[Entries from a dataset of interfaces]
Segment Open

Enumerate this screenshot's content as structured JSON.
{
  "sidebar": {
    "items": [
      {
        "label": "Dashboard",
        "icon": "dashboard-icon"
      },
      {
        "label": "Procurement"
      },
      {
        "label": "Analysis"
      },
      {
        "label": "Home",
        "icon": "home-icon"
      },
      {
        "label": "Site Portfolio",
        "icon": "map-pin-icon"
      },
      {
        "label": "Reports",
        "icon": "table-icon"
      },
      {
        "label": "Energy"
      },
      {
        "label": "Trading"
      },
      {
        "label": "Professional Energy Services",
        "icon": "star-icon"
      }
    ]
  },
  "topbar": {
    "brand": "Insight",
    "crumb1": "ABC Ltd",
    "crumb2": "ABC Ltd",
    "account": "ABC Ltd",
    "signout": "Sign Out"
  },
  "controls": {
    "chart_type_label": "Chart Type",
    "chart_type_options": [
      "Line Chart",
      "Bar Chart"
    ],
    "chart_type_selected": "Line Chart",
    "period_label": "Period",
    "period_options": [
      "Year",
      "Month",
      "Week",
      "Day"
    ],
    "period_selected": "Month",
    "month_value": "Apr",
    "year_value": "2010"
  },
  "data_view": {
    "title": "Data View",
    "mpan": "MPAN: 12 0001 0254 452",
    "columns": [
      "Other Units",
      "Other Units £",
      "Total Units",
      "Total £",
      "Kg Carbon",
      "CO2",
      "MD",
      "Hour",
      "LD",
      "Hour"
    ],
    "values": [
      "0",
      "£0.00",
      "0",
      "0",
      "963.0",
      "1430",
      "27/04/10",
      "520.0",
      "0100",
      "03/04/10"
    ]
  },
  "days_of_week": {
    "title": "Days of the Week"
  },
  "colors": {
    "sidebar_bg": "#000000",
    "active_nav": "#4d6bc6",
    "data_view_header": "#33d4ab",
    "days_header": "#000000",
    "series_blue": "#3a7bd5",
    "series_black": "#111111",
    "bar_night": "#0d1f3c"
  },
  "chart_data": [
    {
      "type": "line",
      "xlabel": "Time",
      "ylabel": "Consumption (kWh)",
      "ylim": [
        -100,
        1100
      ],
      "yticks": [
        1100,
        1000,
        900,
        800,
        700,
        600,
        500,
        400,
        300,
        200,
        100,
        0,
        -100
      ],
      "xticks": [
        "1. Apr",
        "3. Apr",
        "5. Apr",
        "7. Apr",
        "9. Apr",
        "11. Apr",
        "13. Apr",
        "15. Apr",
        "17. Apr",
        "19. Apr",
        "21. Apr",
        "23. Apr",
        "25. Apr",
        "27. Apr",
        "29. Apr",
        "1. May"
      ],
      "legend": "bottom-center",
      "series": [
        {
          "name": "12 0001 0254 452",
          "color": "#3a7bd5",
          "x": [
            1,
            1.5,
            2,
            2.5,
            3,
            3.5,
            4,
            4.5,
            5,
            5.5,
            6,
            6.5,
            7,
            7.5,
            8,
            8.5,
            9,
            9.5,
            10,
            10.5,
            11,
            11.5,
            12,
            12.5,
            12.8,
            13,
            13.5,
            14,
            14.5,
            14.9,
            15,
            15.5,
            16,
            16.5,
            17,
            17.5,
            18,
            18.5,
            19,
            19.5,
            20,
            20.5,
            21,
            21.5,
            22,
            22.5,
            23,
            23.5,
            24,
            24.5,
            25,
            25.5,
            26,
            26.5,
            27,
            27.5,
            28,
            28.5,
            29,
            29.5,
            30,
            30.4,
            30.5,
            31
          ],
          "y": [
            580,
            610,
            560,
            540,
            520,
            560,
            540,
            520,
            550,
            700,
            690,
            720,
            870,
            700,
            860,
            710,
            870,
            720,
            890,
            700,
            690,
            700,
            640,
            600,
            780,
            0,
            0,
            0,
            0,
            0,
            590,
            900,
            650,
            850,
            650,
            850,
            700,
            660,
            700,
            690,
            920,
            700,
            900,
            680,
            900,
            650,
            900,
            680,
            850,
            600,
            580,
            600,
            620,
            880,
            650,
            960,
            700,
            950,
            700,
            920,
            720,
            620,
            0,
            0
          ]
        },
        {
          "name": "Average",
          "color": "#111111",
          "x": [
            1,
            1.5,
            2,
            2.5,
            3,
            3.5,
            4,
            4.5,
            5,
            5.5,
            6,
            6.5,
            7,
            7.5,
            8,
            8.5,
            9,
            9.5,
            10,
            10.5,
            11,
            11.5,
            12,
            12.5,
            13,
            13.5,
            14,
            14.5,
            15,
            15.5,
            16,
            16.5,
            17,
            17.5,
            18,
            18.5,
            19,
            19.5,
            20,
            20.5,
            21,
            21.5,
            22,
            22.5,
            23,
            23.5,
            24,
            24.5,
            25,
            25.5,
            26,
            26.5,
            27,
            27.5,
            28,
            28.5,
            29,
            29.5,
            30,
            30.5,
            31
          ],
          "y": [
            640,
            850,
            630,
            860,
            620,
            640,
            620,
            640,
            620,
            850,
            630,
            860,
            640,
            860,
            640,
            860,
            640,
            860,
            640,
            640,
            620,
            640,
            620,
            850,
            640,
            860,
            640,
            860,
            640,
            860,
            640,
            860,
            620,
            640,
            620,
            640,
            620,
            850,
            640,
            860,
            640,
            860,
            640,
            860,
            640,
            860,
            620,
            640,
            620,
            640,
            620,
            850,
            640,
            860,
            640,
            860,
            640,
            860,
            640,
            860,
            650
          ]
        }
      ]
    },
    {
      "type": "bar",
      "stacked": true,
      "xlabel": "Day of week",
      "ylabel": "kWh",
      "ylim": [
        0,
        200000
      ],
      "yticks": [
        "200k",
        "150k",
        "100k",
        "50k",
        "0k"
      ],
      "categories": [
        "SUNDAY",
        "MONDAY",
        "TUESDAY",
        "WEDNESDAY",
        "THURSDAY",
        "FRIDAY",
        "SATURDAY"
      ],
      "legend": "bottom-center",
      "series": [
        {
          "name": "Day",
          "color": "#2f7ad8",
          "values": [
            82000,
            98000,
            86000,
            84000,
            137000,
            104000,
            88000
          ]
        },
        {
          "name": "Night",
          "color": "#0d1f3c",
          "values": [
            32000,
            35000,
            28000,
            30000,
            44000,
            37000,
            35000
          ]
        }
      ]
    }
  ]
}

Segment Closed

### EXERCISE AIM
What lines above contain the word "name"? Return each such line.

### EXPECTED OUTPUT
          "name": "12 0001 0254 452",
          "name": "Average",
          "name": "Day",
          "name": "Night",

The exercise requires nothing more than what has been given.